  • Vodka Martini: That’s right, a vodka martini is a variation on the standard gin martini. Substitute vodka in slightly greater proportion: 2-1/2oz of vodka to 1/2oz vermouth.
  • 50/50 Martini: Combine equal parts gin or vodka and vermouth for this slightly less booze forward version.
Two Classic Gin Martinis on a table with bottles and plates behind it.
Sam Schick

More Gin Cocktails to Try

Gin Martini

Prep Time 5 mins
Total Time 5 mins
Serving 1 cocktail


  • 2 1/4 ounces gin

  • 1/2 ounce Dolin Dry Vermouth / Noilly Prat Extra Dry

  • 1 dash orange bitters

  • 1 lemon twist, for garnish


  1. Pre-chill your glasses:

    Pre-chill your serving and mixing glasses, if possible, by placing in the freezer for 10 minutes beforehand, or “charging” the glass by filling it with ice and topping off with water, for an even quicker chill.

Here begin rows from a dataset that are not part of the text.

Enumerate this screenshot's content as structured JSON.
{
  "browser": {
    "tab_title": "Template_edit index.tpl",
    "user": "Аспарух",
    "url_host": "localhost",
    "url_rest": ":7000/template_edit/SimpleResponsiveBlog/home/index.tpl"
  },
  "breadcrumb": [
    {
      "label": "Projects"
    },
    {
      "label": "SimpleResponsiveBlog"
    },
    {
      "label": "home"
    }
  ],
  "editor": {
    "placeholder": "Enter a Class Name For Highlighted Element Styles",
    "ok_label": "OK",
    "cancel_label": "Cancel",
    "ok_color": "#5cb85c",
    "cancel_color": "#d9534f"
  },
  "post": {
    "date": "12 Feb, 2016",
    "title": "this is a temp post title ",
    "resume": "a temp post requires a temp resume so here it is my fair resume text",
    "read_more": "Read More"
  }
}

  2. Combine ingredients into your mixing glass:

    Add the gin, vermouth, and orange bitters to a mixing glass with ice. Stir between 20 to 30 seconds at most.

  3. Strain the martini:

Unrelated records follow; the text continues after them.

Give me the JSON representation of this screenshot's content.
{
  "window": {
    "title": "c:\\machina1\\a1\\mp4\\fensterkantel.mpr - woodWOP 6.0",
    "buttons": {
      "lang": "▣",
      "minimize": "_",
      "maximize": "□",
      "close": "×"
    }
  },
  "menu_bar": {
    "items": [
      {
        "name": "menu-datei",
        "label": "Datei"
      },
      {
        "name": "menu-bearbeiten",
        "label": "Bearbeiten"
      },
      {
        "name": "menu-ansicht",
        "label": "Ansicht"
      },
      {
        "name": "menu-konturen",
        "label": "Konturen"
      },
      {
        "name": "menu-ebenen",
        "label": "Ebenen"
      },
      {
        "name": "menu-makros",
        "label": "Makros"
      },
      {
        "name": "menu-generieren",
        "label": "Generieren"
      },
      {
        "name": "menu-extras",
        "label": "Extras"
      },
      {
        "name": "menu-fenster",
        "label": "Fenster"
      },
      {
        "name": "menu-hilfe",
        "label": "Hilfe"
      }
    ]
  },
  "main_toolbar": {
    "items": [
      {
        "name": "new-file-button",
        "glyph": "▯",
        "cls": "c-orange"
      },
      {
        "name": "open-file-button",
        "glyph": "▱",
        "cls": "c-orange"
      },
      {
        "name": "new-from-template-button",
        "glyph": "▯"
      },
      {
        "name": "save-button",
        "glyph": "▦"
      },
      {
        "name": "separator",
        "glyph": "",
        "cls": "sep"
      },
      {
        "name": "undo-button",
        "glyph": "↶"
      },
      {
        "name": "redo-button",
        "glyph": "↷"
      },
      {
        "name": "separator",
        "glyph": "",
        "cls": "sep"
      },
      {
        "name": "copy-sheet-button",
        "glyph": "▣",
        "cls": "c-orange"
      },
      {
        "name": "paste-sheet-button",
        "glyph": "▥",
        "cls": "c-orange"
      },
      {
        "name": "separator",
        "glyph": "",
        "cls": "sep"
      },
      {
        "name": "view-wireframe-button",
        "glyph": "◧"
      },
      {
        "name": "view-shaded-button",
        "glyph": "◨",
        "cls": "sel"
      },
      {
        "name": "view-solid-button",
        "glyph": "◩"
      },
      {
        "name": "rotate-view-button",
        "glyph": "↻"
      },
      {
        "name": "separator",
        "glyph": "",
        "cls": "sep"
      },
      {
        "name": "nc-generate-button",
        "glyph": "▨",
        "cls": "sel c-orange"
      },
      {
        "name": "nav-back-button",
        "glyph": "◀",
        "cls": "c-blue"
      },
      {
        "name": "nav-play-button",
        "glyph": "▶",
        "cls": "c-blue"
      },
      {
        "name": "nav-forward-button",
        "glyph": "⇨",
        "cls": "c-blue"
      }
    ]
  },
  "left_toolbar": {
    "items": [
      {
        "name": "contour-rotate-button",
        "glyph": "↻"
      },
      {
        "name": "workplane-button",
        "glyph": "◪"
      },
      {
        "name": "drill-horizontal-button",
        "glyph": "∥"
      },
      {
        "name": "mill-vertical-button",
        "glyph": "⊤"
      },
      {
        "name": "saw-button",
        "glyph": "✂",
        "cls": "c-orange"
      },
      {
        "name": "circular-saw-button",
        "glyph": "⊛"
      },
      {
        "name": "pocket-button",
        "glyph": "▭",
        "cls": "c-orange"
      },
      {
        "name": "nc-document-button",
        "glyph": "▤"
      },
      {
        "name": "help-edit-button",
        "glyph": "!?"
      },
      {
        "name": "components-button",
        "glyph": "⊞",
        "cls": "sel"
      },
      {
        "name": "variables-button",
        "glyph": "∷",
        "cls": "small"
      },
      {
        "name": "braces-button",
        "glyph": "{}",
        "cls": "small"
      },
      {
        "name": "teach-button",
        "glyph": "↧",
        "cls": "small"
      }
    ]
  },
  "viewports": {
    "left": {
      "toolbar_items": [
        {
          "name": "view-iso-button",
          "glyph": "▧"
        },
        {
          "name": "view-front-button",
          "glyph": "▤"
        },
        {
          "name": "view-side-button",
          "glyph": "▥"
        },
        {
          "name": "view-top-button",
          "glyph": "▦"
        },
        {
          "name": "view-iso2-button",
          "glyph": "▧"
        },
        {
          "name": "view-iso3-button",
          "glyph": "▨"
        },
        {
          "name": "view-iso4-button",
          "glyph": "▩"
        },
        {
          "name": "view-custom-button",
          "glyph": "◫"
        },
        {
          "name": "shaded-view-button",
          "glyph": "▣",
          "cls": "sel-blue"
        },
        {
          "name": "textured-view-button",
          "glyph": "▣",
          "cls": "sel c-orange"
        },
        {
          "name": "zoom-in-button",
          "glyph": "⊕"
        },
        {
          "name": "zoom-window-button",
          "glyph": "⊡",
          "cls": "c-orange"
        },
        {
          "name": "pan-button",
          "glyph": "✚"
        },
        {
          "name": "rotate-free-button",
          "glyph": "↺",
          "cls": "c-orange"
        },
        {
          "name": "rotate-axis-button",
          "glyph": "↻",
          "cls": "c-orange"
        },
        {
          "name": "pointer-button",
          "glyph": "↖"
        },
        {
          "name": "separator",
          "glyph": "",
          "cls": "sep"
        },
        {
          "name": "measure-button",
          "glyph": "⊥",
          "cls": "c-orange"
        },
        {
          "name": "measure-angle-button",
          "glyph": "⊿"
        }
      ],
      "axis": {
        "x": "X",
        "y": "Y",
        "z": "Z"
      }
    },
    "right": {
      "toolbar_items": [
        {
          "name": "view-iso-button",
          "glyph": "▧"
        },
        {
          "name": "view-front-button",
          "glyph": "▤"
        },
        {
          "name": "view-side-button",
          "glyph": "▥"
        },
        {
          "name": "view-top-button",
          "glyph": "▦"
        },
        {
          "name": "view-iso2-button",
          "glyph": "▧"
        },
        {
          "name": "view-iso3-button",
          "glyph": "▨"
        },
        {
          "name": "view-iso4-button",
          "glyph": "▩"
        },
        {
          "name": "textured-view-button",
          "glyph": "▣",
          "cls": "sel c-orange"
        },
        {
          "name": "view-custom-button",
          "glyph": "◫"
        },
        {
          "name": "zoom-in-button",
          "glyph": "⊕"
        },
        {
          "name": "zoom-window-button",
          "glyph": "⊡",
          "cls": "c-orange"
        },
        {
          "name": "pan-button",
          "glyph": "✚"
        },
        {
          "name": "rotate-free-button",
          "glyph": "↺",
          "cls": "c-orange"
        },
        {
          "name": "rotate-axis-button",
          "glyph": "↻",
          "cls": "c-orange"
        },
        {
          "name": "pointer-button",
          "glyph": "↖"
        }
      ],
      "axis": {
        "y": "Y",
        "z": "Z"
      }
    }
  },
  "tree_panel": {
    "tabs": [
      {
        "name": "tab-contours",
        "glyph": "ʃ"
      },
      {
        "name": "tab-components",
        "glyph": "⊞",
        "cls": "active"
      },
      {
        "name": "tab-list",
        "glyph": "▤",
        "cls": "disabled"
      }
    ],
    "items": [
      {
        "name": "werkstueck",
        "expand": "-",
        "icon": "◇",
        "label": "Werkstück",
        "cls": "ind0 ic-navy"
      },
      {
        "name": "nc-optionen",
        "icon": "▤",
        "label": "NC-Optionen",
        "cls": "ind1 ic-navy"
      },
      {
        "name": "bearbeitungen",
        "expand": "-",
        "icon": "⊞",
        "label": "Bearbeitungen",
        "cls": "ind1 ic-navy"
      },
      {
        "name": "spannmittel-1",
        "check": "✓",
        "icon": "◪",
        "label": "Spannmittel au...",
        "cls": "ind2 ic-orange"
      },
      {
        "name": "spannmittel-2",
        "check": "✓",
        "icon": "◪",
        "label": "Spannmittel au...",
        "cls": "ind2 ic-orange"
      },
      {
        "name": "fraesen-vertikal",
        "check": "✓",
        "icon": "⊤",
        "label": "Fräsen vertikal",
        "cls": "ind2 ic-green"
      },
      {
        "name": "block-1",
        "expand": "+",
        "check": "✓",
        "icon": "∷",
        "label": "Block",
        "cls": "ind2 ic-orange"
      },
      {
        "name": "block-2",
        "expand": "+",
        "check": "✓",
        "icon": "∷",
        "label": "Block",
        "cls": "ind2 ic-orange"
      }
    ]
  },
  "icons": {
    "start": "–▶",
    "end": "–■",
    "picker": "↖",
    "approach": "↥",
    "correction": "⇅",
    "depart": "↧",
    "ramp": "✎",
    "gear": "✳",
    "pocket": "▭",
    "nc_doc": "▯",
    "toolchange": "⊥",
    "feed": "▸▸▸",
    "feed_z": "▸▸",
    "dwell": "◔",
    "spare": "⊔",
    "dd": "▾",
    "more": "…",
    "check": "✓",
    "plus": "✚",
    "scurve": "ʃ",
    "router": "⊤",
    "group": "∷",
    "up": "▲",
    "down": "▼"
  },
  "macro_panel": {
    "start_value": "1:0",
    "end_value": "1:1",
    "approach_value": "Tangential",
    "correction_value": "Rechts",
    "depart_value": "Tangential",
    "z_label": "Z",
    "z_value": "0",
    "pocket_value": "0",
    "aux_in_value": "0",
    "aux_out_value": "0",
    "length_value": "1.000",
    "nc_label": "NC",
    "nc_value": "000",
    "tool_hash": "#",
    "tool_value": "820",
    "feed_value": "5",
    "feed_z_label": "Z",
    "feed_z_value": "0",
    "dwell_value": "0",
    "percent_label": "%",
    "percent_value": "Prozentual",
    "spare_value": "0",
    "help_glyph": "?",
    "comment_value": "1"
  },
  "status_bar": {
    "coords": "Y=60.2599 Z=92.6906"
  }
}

    Strain cocktail into a chilled coupe, Nick & Nora, or martini glass.

  4. Garnish and serve:

    Twist the lemon peel over the glass to “express” its oils into the drink, improving the nose and acidity, and set on the edge of the glass.

Nutrition Facts (per serving)
168 Calories
0g Fat
2g Carbs
0g Protein
Show Full Nutrition Label Hide Full Nutrition Label
Nutrition Facts
Servings: 1
Amount per serving
Calories 168
% Daily Value*
Total Fat 0g 0%
Saturated Fat 0g 0%
Cholesterol 0mg 0%
Sodium 2mg 0%
Total Carbohydrate 2g 1%
Dietary Fiber 0g 0%
Total Sugars 0g
Protein 0g
Vitamin C 0mg 0%
Calcium 1mg 0%
Iron 0mg 0%
Potassium 15mg 0%
*The % Daily Value (DV) tells you how much a nutrient in a food serving contributes to a daily diet. 2,000 calories a day is used for general nutrition advice.
Nutrition information is calculated using an ingredient database and should be considered an estimate. In cases where multiple ingredient alternatives are given, the first listed is calculated for nutrition. Garnishes and optional ingredients are not included.